Take this new you and move forwards, starting to plan, create a series of visual images of places to go, things to do. Where do I go to ask? What will I see in the future, what will that future look like, sound like and feel like? What resources do I need, which of those can I create myself?
Anchor this new you in appropriate way. If necessary go back and practise, tweak, add and change whatever is necessary.
Contact me via http://www.developingworks.com or +44 (0) 7796134081
Do you like to be told what to?
Most of us don’t usually. We want to decide for themselves.
Depending on how we say and do something (or don’t say and do it), our ideas will be considered or immediately dismissed by the other person/other people. When people are processing life, the world and the universe in this way, they are have an Internal Motivation Pattern.
When people are in Internal Mode, they like to gather information and evaluate it for themselves and hate having someone decide for them. In fact, they love to make their own decisions, based on what is important to them.
So here are the Top Ten Things to Avoid Saying to an Internal (or someone who feels that way)
Words That Close Minds
1. You should …… (almost guarantees they won’t)
2. I need to talk to you. (especially unhelpful to say to your partner in life)
3. I have the solution to your problem.
4. I know what you did wrong.
5. I know why that won’t work.
6. I told you so.
7. I have a better idea.
8. You should have an open mind about this.
9. Here’s what everyone thinks about what you did/do/will do.
10. No one is doing that any more.
Top Ten Suggested Things to Say to an Internal
Words That Open Minds
1. I have an idea that I’d like to run by you to find out what you think.
2. May I make a suggestion?
3. What would you think if we ……?
4. When you are deciding about X, what are the most important things?
5. I have an idea that may not be completely useless.
6. Here’s what I think….. what is your opinion?
7. You said that X, Y, and Z were important, so that’s why I’d like to suggest ….
8. Here is something that you may wish to consider.
9. Here is something that you may wish to avoid.
10. You be the judge.
It’s interesting to note the differences between the two approaches.
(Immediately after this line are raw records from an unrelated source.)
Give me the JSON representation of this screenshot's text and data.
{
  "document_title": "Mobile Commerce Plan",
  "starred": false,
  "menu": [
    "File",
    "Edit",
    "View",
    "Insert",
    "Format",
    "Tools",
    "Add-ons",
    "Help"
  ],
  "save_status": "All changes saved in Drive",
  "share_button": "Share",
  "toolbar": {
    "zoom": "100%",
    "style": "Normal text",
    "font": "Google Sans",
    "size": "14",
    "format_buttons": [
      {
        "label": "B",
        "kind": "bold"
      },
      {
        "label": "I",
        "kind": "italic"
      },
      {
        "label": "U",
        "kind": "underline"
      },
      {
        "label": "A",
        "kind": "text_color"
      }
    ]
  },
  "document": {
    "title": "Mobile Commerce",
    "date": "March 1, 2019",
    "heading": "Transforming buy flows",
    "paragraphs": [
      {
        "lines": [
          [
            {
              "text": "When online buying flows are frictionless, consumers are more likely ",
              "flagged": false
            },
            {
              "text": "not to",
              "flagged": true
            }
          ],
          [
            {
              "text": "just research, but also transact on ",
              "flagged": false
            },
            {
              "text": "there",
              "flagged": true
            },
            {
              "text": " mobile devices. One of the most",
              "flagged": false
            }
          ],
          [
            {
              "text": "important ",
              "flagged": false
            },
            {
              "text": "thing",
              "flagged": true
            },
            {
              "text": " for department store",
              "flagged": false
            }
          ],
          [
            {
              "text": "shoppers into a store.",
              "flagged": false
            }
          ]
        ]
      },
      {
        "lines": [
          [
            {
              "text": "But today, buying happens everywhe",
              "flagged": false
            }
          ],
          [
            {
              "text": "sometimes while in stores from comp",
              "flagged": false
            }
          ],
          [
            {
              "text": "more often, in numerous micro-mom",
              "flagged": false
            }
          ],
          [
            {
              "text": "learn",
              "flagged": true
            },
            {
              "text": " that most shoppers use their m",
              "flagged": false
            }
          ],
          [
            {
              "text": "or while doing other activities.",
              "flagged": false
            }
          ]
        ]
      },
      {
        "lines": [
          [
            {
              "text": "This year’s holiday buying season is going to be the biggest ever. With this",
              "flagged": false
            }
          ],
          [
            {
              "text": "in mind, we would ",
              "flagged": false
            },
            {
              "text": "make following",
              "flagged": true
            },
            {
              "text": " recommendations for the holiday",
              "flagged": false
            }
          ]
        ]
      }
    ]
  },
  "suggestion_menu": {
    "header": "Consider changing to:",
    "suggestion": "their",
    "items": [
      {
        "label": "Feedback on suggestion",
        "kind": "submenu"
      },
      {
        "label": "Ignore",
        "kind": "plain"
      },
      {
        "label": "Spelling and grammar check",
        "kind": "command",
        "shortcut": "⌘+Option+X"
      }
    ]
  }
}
The first list is mainly about you deciding for the other person, while the second encourages the other person judge for his/herself.
Which list ‘makes you feel better’? Which list do you think would get you better results?
With thanks to Shelle Rose Charvet
For more info on Words that Change Minds please click here